App and web page records:
· · ·

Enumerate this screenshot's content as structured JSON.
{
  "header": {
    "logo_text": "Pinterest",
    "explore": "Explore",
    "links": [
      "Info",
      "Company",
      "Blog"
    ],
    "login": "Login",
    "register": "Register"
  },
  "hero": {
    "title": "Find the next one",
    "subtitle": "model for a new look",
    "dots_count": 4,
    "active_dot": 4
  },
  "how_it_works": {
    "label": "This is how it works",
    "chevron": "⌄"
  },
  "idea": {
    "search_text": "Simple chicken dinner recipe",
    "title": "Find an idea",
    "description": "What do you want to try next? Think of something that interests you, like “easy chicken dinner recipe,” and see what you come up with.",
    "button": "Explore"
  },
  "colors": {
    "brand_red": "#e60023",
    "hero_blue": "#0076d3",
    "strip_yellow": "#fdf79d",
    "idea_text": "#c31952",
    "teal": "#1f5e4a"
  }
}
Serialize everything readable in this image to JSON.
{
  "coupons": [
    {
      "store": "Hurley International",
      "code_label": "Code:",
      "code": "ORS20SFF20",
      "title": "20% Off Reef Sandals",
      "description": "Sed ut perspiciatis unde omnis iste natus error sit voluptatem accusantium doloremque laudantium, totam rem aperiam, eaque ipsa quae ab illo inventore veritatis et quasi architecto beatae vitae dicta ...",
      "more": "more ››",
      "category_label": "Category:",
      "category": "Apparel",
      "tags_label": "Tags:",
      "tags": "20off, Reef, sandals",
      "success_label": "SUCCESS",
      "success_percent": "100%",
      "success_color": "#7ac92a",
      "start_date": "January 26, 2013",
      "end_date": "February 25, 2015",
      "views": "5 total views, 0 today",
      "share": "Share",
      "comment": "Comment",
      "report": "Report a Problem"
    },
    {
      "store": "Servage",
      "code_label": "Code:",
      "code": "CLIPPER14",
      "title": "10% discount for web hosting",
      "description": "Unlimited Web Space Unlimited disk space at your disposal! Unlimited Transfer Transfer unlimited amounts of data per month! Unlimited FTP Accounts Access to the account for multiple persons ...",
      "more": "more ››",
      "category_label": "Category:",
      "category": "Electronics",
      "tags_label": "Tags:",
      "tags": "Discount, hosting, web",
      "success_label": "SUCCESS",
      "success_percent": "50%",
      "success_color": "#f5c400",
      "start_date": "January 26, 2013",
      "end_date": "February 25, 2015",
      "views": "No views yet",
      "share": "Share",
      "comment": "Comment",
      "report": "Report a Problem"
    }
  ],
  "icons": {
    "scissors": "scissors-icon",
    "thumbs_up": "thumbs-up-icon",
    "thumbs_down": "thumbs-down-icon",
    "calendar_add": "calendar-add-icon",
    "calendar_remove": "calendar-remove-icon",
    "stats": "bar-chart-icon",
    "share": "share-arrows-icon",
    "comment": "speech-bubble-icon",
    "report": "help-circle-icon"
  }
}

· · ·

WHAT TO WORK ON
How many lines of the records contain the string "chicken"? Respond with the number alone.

REPLY
2